For the third time in less than a month, Law Director Don Icsman had to stop city commissioners from committing ethical violations.
On Friday morning, at least two commissioners planned to attend a meeting at Sandusky International about waterfront economic development.
At least two other commissioners planned to attend a similar meeting Tuesday, also at Sandusky International.
But according to Sunshine Laws, four commissioners -- a majority of the commission -- cannot attend the same unofficial meeting.
Icsman, the city's law director, said the law also specifies that two commissioners cannot attend one meeting while two others attend a separate meeting if both meetings are about the same topic.
"The Sunshine Book is very clear," Icsman said. "You can't do these serial, round-robin types of meeting. You just can't have meetings about city business like that."
The controversy began when Ed Ryan, CEO of Sandusky International, contacted ex officio mayor Craig Stahl about the meetings earlier this week.

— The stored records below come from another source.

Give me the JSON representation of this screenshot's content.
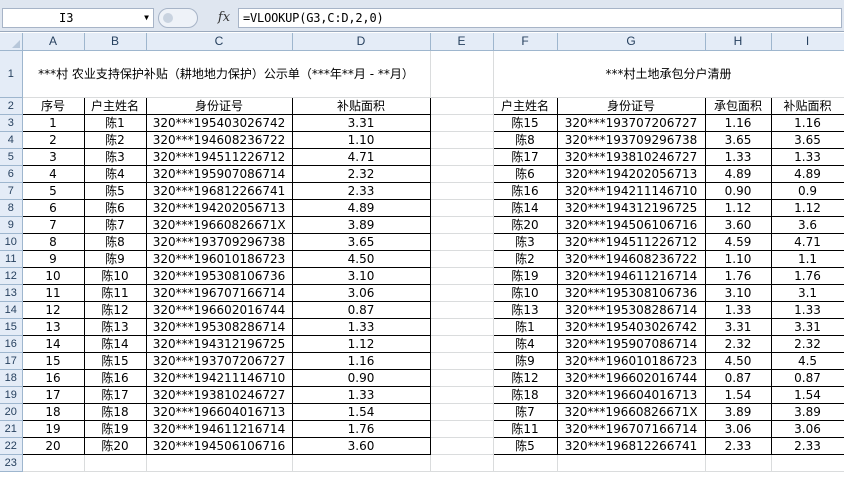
{
  "formula_bar": {
    "cell_ref": "I3",
    "fx": "fx",
    "formula": "=VLOOKUP(G3,C:D,2,0)"
  },
  "columns": [
    "A",
    "B",
    "C",
    "D",
    "E",
    "F",
    "G",
    "H",
    "I"
  ],
  "left_title": "***村 农业支持保护补贴（耕地地力保护）公示单（***年**月 - **月）",
  "right_title": "***村土地承包分户清册",
  "left_headers": [
    "序号",
    "户主姓名",
    "身份证号",
    "补贴面积"
  ],
  "right_headers": [
    "户主姓名",
    "身份证号",
    "承包面积",
    "补贴面积"
  ],
  "left_rows": [
    [
      "1",
      "陈1",
      "320***195403026742",
      "3.31"
    ],
    [
      "2",
      "陈2",
      "320***194608236722",
      "1.10"
    ],
    [
      "3",
      "陈3",
      "320***194511226712",
      "4.71"
    ],
    [
      "4",
      "陈4",
      "320***195907086714",
      "2.32"
    ],
    [
      "5",
      "陈5",
      "320***196812266741",
      "2.33"
    ],
    [
      "6",
      "陈6",
      "320***194202056713",
      "4.89"
    ],
    [
      "7",
      "陈7",
      "320***19660826671X",
      "3.89"
    ],
    [
      "8",
      "陈8",
      "320***193709296738",
      "3.65"
    ],
    [
      "9",
      "陈9",
      "320***196010186723",
      "4.50"
    ],
    [
      "10",
      "陈10",
      "320***195308106736",
      "3.10"
    ],
    [
      "11",
      "陈11",
      "320***196707166714",
      "3.06"
    ],
    [
      "12",
      "陈12",
      "320***196602016744",
      "0.87"
    ],
    [
      "13",
      "陈13",
      "320***195308286714",
      "1.33"
    ],
    [
      "14",
      "陈14",
      "320***194312196725",
      "1.12"
    ],
    [
      "15",
      "陈15",
      "320***193707206727",
      "1.16"
    ],
    [
      "16",
      "陈16",
      "320***194211146710",
      "0.90"
    ],
    [
      "17",
      "陈17",
      "320***193810246727",
      "1.33"
    ],
    [
      "18",
      "陈18",
      "320***196604016713",
      "1.54"
    ],
    [
      "19",
      "陈19",
      "320***194611216714",
      "1.76"
    ],
    [
      "20",
      "陈20",
      "320***194506106716",
      "3.60"
    ]
  ],
  "right_rows": [
    [
      "陈15",
      "320***193707206727",
      "1.16",
      "1.16"
    ],
    [
      "陈8",
      "320***193709296738",
      "3.65",
      "3.65"
    ],
    [
      "陈17",
      "320***193810246727",
      "1.33",
      "1.33"
    ],
    [
      "陈6",
      "320***194202056713",
      "4.89",
      "4.89"
    ],
    [
      "陈16",
      "320***194211146710",
      "0.90",
      "0.9"
    ],
    [
      "陈14",
      "320***194312196725",
      "1.12",
      "1.12"
    ],
    [
      "陈20",
      "320***194506106716",
      "3.60",
      "3.6"
    ],
    [
      "陈3",
      "320***194511226712",
      "4.59",
      "4.71"
    ],
    [
      "陈2",
      "320***194608236722",
      "1.10",
      "1.1"
    ],
    [
      "陈19",
      "320***194611216714",
      "1.76",
      "1.76"
    ],
    [
      "陈10",
      "320***195308106736",
      "3.10",
      "3.1"
    ],
    [
      "陈13",
      "320***195308286714",
      "1.33",
      "1.33"
    ],
    [
      "陈1",
      "320***195403026742",
      "3.31",
      "3.31"
    ],
    [
      "陈4",
      "320***195907086714",
      "2.32",
      "2.32"
    ],
    [
      "陈9",
      "320***196010186723",
      "4.50",
      "4.5"
    ],
    [
      "陈12",
      "320***196602016744",
      "0.87",
      "0.87"
    ],
    [
      "陈18",
      "320***196604016713",
      "1.54",
      "1.54"
    ],
    [
      "陈7",
      "320***19660826671X",
      "3.89",
      "3.89"
    ],
    [
      "陈11",
      "320***196707166714",
      "3.06",
      "3.06"
    ],
    [
      "陈5",
      "320***196812266741",
      "2.33",
      "2.33"
    ]
  ]
}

Stahl said he would attend Friday's meeting but wanted all the commissioners invited.
On Friday morning, city commissioner Dan Kaman, who was invited by a Sandusky International representative only after he learned about the meeting from a resident, e-mailed Icsman. Kaman questioned whether the meetings were legal. Icsman shared his concerns.
Stahl, who was already having reservations about the meeting after discussing it with Kaman on Thursday afternoon, arrived shortly thereafter at Icsman's office.
Icsman told Stahl he couldn't attend the meeting, and called commissioner Pervis Brown and told him the same thing.
"I know you're not supposed to poll commissioners, so that's why I contacted (Icsman)," Kaman said Friday. "We all know we should run these things through Don. You have to do things open and transparent."
For his part, Stahl said he only thought four commissioners couldn't be at one meeting. He didn't know about sending less than four to two separate meetings.
He said he was just trying to be available for a local business.
"In today's environment, if a business wants to talk, I think we should listen," Stahl said Friday. "That's all I was doing. I will tell you there was no bad intentions on anyone's part."
Since the city didn't actually violate any law because the meetings did not take place, some officials downplayed the incident. But Kaman said it's part of a disturbing trend.
Last month, commissioner Bob Warner tried to have a meeting with Schirmer Construction to lobby for local jobs on the Hayes Avenue underpass project.
But the meeting was scheduled to occur before the commission officially selected Schirmer, so Icsman told Warner it was unethical.
The commission also violated Sunshine Laws when it failed to take minutes at two off-week work sessions. Stahl took full responsibility, saying it was a simple oversight. But Icsman told the commission it can't happen again.
"This is just another foiled illegal meeting," Kaman said. "Stahl and Warner have tried, but they're illegal. You can't keep doing this."